At two months post-radiation, we also observed changes in the T cell populations. We observed a trend of decreased Th1:Th2 ratios in the splenocytes of irradiated mice, although, it was not quite significant. MnTE-2-PyP treatment resulted in significantly higher Th1:Th2 ratios in irradiated splenocytes as compared to radiated alone cells. We tried to measure these T cell population changes after six months post-radiation but we had some technical difficulties. The antibody for IL-4 had lost its fluorescence and so when we analyzed the cell populations we detected little to no IL-4 production in these splenocytes. This is something that we would like to redo in the future to determine if these changes in T cell immunity persist 6 months after radiation. This switch in more Th2 secreting cells can activate M2 macrophages, which can make TGF-β and promote fibrosis.
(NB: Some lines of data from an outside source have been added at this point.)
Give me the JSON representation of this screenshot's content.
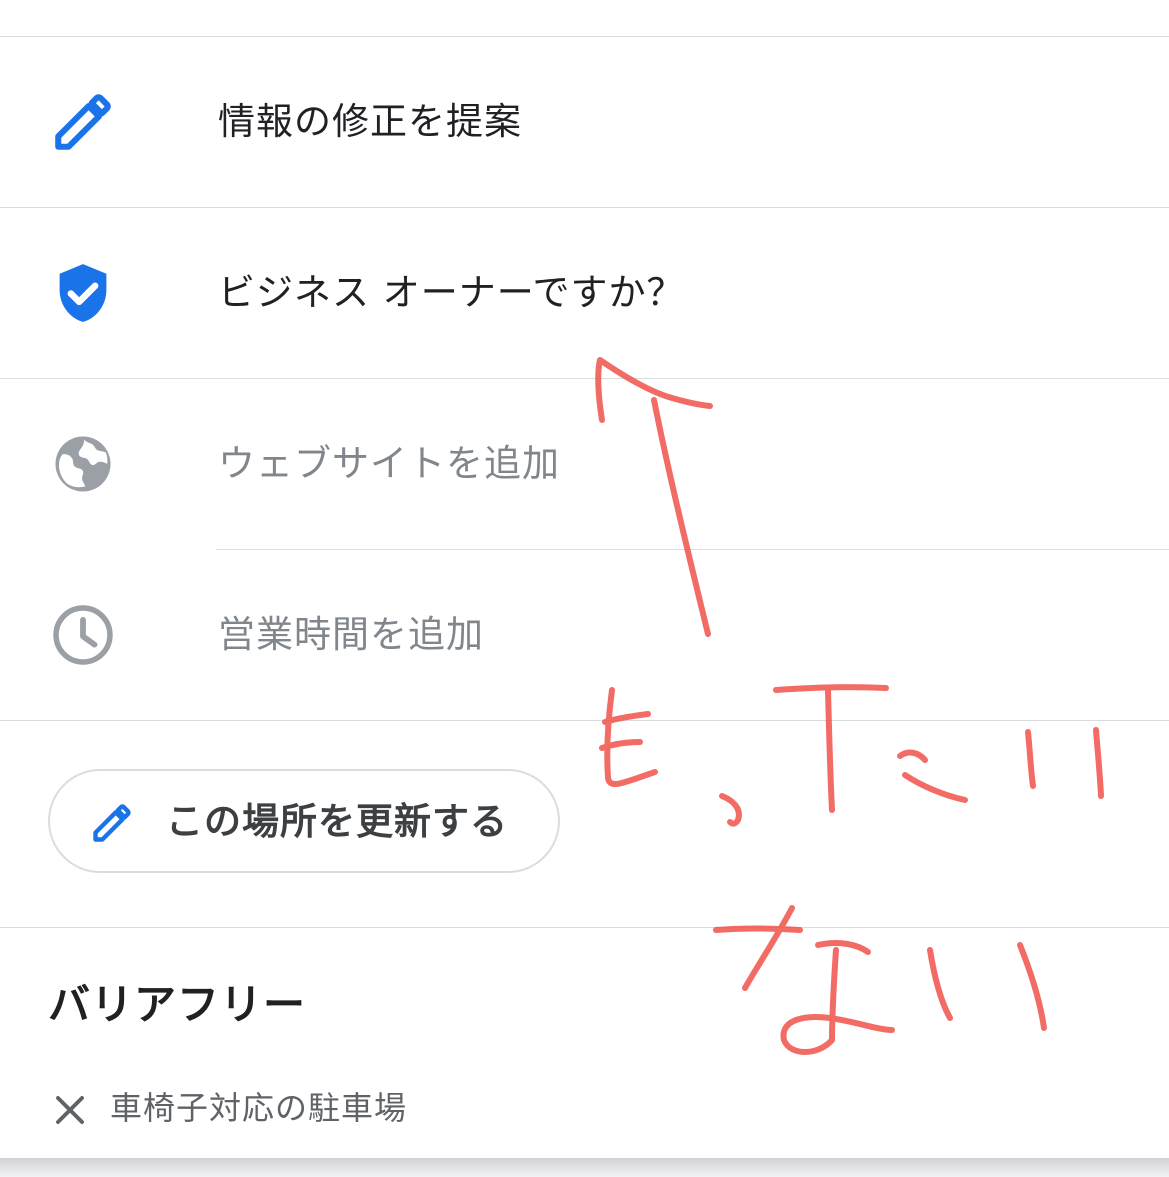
{
  "colors": {
    "accent": "#1a73e8",
    "icon_grey": "#9aa0a6",
    "text_dark": "#202124",
    "text_grey": "#80868b",
    "divider": "#dadce0",
    "annotation_red": "#f0524b"
  },
  "menu": {
    "items": [
      {
        "icon": "pencil-icon",
        "label": "情報の修正を提案"
      },
      {
        "icon": "verified-shield-icon",
        "label": "ビジネス オーナーですか？"
      },
      {
        "icon": "globe-icon",
        "label": "ウェブサイトを追加"
      },
      {
        "icon": "clock-icon",
        "label": "営業時間を追加"
      }
    ]
  },
  "update_button": {
    "icon": "pencil-icon",
    "label": "この場所を更新する"
  },
  "accessibility": {
    "title": "バリアフリー",
    "features": [
      {
        "icon": "close-icon",
        "label": "車椅子対応の駐車場"
      }
    ]
  }
}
IL-4 secretion from the T cells can also directly activate the fibroblasts [66
]. Therefore, we believe that this increased inflammation in the adipose tissues may be contributing to the fibrosis of other irradiated tissues.
In conclusion, we have shown that the addition of MnTE-2-PyP to irradiated animals protects from fibroblast activation, fibrosis and inflammation associated with radiation exposure in both acute and chronic radiation models. We have also demonstrated that MnTE-2-PyP protects the adipose tissues from radiation-induced changes and inhibits inflammation in the adipose tissues in chronic models of radiation. We believe that MnTE-2-PyP is a potent radioprotector because this drug protects many cell types from radiation damage acutely and chronically after radiation exposure.